FRANKFORT, Ky. (February 4, 2019) – The Kentucky Transportation Cabinet is scheduled to move more than 460 bridge projects to construction by June 30, 2020, through its new Bridging Kentucky program. This includes more than 120 bridges in the program that are being expedited as a result of cost savings and efficiencies realized by the new and innovative program.
In 2019 alone, approximately 400 bridge projects will move from design and planning to construction, making this one of Kentucky’s busiest years of bridge building.
Bridging Kentucky is one of the nation’s most aggressive bridge rehabilitation and replacement programs and represents an unprecedented commitment by Gov. Matt Bevin and the Kentucky General Assembly to improve the safety of bridges throughout Kentucky. Through the program, KYTC will replace or rehabilitate more than 1,000 bridges in six years, reopening bridges that have been closed and restoring structures so they can be used by buses, emergency vehicles and commercial trucks.
- The program is delivering improved value based on three main principles
- Efficiencies are created by designing and planning similar bridges as a group rather than as individual projects.
- Funds can be used to restore more bridges if projects are strictly focused on required bridge work and not expansions or adjacent roadway projects.
- Using a life-cycle cost analysis, KYTC was able to determine whether rehab or replacement projects offer the best long-term savings for the Commonwealth.
“It is a testament to the efficiency of the approach KYTC is using and the work the team is doing that we’re able to accelerate delivery of 120 more bridges than anticipated,” said KYTC Secretary Greg Thomas. “Using the same $350 million the legislature and the Governor set aside for KYTC to advance 340 bridges to construction in two years, we’re scheduled to move more than 460 bridges to construction by June of next year.”
Thomas noted that not all 460 bridges will begin construction work or be completed by mid-2020. However, contractors will be asked to begin and complete construction work as quickly as possible.
He added that the state is taking a “worst-first” approach to selecting the expedited bridge projects, focusing on bridges that are closed, bridges rated well below their required capacity and bridges significantly impacting buses and emergency vehicles.
Program started quickly
The Bridging Kentucky Program was launched in mid-2018 to address the growing backlog of bridges in need of significant repair or replacement.

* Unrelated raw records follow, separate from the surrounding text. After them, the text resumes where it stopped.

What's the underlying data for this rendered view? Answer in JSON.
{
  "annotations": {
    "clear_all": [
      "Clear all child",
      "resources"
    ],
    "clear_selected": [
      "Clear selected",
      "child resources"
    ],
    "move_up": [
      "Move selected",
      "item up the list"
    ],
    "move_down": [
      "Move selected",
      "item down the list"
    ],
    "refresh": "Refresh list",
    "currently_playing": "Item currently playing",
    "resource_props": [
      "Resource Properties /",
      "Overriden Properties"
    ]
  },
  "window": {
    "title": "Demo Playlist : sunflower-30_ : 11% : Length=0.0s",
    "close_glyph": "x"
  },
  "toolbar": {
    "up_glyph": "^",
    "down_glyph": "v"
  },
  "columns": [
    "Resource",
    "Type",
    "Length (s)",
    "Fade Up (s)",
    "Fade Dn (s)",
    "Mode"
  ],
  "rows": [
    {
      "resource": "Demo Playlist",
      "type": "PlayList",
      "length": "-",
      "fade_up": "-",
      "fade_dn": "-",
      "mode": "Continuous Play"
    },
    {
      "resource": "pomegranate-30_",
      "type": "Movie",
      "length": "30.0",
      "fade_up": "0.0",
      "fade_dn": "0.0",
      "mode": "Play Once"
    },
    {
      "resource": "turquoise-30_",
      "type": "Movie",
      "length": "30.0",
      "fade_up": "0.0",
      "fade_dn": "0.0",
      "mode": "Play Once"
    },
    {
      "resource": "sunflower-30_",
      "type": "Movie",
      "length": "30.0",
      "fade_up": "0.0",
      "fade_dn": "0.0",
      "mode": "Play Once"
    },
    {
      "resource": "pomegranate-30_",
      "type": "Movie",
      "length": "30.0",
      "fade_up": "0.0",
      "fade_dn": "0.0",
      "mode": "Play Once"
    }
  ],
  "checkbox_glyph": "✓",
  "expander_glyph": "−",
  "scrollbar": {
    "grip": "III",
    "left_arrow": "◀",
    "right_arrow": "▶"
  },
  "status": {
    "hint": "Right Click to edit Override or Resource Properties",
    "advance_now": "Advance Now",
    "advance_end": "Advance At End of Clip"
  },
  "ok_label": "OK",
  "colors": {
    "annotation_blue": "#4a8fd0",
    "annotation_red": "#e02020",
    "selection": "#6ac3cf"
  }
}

The program is focused on restoring smaller, deteriorating bridges that have not received state funding as stand-alone projects.
The 1,000 bridges that will be addressed by 2024 include at least one bridge in need of repair in all 120 counties. Together these bridges affect about one million vehicles, or about one in five Kentuckians, daily. To date, more than 70 bridges in the Bridging Kentucky program have moved to construction, and a handful of these bridges have reopened to traffic.
Onsite assessments, surveys and environmental studies will continue throughout 2019 as the Program Team moves hundreds of projects to construction. Drivers should use caution when they see signage near a bridge where workers are onsite.
“When KYTC launched this program, we knew it would be a big task to address more than 1,000 bridges in six years,” said Bridging Kentucky Program Manager Royce Meredith. “We know this fast-paced program will create some short-term transportation challenges, with some temporary detours and bridge closures. However, the long-term benefits and the value of KYTC’s unique approach will benefit the Commonwealth for decades to come.”
Learn more about the program
Bridging Kentucky has launched a website and social media channels to share additional information about the program. The site, http://www.BridgingKentucky.com, provides an overview of the program, a list of frequently asked questions and the full list of bridges that will be addressed through the program.